When I was younger, the mother of one of my friends, who was in her late 30s or maybe 40s, was what we’d now call ‘hot’: lithe, tanned, beautiful. ‘She’s got the body of an 18-year-old,’ another friend whispered once as Charlie’s mum went by in tennis whites and ankle socks.
18ct gold plated vermeil bangle, £210, Monica Vinader
After I spat out my mouthful of Coke and shoved aside the McDonald’s fries I’d been eating, I reminded her that we were 18 next birthday. And that, unless we changed our lifestyle in a serious manner, we were in no way shaping up to resemble Charlie’s mum.
Calf leather bag with chain, £995, Mulberry

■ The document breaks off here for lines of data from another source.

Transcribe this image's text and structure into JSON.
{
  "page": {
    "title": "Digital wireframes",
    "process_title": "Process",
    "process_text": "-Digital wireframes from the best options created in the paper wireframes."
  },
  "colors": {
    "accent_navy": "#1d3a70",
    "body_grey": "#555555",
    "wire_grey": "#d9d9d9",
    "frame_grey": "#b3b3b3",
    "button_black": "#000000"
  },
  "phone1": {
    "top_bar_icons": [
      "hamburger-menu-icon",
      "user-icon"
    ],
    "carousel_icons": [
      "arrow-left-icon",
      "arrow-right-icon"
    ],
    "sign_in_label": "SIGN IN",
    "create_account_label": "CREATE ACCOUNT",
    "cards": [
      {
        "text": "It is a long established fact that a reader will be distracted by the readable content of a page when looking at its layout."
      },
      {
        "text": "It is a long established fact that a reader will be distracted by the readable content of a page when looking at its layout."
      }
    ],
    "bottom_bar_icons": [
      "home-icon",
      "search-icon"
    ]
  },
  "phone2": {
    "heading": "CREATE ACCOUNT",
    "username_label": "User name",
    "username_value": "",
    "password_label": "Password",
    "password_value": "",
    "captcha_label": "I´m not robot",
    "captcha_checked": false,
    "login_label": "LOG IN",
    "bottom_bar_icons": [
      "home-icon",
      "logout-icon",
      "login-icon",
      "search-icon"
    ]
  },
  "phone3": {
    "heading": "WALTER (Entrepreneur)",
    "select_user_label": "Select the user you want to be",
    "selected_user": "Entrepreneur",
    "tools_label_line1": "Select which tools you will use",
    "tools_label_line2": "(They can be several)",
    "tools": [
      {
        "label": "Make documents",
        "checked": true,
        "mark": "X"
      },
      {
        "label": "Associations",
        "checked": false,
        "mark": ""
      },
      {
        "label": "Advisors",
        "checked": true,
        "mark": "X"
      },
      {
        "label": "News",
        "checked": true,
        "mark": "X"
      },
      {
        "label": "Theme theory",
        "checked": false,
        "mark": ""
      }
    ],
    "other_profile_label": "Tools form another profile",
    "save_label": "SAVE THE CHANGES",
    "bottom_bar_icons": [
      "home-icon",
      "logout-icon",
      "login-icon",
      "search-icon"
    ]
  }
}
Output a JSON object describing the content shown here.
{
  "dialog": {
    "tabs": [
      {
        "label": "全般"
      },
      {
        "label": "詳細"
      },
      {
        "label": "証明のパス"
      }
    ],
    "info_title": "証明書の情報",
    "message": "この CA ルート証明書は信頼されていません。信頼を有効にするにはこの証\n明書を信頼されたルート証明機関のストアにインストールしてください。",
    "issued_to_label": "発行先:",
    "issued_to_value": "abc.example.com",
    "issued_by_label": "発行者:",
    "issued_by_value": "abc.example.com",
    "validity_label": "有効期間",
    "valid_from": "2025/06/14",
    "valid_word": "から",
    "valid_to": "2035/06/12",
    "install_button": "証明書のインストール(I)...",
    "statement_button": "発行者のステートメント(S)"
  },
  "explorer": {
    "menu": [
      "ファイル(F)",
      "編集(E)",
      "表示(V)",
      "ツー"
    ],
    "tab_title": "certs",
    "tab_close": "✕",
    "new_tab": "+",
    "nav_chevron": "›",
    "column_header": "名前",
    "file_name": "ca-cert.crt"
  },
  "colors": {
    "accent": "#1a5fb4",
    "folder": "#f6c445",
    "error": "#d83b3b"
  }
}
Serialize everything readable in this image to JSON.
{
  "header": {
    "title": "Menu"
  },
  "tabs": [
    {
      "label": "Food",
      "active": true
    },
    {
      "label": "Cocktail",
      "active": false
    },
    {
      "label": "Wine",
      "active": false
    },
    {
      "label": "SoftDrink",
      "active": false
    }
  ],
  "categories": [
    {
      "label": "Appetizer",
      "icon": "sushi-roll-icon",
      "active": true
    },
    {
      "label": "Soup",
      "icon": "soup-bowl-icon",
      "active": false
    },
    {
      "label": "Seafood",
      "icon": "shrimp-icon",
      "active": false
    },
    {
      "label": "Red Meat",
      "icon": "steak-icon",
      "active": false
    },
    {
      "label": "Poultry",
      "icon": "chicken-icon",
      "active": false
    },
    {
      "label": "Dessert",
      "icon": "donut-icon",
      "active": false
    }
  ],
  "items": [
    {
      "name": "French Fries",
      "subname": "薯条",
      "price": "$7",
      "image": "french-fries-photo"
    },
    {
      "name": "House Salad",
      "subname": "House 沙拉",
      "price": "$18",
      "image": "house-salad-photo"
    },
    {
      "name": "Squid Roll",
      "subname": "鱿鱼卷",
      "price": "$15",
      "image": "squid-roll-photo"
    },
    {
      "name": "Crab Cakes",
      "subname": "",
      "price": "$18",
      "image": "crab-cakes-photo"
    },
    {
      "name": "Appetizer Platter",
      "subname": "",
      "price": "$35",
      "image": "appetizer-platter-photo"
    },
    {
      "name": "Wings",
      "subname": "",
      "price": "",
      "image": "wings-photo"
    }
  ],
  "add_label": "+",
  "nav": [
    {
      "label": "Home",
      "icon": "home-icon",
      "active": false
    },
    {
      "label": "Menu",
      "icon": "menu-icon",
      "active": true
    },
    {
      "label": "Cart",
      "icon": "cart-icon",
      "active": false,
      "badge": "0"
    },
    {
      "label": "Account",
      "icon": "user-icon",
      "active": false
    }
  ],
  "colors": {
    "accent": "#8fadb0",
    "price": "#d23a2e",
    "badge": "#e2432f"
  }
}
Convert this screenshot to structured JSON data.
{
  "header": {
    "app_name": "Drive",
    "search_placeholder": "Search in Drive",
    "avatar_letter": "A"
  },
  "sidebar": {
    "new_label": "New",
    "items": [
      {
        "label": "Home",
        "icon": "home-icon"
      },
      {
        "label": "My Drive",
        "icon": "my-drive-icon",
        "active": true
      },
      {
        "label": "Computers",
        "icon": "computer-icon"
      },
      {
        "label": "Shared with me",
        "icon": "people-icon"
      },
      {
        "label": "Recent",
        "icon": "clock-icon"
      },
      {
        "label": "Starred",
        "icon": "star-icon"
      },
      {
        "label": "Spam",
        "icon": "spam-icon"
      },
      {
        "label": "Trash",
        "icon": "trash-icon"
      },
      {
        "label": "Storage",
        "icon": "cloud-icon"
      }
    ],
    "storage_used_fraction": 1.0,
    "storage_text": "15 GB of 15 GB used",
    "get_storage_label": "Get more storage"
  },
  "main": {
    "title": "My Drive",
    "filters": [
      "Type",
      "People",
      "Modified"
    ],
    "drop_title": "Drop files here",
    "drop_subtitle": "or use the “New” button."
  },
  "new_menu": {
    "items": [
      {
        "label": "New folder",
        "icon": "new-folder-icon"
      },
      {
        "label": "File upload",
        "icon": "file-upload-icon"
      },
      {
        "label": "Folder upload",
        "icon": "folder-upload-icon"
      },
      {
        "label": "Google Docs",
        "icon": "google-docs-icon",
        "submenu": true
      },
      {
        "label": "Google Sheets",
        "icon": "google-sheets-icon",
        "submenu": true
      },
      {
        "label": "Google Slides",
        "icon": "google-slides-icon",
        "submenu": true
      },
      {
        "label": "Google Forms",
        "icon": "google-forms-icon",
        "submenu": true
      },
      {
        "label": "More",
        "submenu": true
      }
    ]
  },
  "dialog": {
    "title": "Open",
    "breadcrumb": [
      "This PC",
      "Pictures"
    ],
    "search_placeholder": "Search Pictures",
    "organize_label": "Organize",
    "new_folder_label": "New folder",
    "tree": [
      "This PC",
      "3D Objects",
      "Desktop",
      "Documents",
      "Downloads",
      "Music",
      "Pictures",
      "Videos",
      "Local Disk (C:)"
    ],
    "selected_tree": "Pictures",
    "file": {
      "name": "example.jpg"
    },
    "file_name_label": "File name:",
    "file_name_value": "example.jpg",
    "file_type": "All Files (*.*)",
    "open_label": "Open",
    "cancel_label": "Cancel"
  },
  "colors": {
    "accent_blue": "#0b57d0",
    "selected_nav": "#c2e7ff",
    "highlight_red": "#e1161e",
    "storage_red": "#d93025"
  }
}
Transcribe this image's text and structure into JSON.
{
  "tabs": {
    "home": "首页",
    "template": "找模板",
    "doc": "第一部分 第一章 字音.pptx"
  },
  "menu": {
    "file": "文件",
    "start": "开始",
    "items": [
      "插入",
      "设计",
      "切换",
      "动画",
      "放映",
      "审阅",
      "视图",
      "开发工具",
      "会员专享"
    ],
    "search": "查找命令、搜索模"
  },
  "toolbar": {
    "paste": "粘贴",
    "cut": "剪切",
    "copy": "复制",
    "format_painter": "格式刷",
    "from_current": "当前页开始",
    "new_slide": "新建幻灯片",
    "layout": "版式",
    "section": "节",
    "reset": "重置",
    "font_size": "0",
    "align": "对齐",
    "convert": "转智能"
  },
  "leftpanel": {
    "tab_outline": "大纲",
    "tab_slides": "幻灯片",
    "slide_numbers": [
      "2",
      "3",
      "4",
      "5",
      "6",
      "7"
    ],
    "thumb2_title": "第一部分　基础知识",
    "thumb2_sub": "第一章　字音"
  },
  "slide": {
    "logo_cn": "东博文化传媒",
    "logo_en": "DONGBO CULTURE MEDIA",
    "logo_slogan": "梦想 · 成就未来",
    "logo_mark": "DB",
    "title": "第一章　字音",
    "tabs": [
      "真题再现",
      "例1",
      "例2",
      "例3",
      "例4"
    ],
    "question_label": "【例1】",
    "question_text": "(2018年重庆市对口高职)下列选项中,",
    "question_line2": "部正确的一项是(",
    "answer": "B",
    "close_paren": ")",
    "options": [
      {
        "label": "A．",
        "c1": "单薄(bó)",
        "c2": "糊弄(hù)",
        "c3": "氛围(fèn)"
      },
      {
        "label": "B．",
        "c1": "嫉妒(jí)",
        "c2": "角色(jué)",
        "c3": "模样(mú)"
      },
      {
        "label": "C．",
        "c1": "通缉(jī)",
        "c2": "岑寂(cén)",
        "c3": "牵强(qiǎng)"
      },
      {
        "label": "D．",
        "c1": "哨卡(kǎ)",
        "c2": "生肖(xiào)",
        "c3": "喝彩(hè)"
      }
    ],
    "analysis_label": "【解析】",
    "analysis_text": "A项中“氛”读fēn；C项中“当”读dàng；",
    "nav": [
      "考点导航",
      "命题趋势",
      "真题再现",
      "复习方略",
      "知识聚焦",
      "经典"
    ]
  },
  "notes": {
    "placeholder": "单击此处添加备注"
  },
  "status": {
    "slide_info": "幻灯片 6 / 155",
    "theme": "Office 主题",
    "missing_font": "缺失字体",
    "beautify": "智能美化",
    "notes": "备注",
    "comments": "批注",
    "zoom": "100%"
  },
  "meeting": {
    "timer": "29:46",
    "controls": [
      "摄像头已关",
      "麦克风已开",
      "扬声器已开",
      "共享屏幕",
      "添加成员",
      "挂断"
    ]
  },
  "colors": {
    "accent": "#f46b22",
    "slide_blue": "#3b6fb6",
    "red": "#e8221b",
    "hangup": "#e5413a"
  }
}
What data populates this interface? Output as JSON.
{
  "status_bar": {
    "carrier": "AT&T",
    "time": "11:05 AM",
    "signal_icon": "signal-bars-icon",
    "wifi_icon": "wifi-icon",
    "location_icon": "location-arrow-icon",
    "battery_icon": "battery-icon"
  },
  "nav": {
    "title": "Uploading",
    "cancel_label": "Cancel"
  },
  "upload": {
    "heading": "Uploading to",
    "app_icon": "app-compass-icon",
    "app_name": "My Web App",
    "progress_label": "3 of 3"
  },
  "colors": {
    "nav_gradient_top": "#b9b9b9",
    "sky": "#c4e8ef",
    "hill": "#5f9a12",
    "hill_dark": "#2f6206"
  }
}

Since then I’ve thought that dressing ‘for your age’ is nonsense. There is no such thing as a skirt that suits a 42-year-old, or shoes for 19-year-olds only. Style comes with dressing for your personality, your body shape and your circumstance (work, rest or play). Age just doesn’t come into it.
18ct yellow gold hoop earrings, £450, Ruth Tomlinson
When I was a student, I wore wide-legged sailor trousers and skater shoes. More than 20 years later, that’s still roughly my style. One difference is that now my clothes actually fit me.
Back then, I continually bought clothes that were two or three sizes too big for me because I thought I was ‘probably a 12’. The least you can do when you’re a grown-up is to wear clothes that fit. It’s hard, I know, because shop sizings aren’t consistent.
So what if you’re an 8 in one store and a 12 in another? Just like age, size is a number we get too hung up on. I know women who are size 14 who won’t buy a 14 because they don’t want to be a 14. And a former colleague once told me she only bought US clothes because she ‘liked seeing size 6s rather than 10s in my wardrobe’. Please. Life is too short to sweat these digits. They don’t matter. Style is not, and never has been, about a number.
Tortoiseshell sunglasses, £15, Marks & Spencer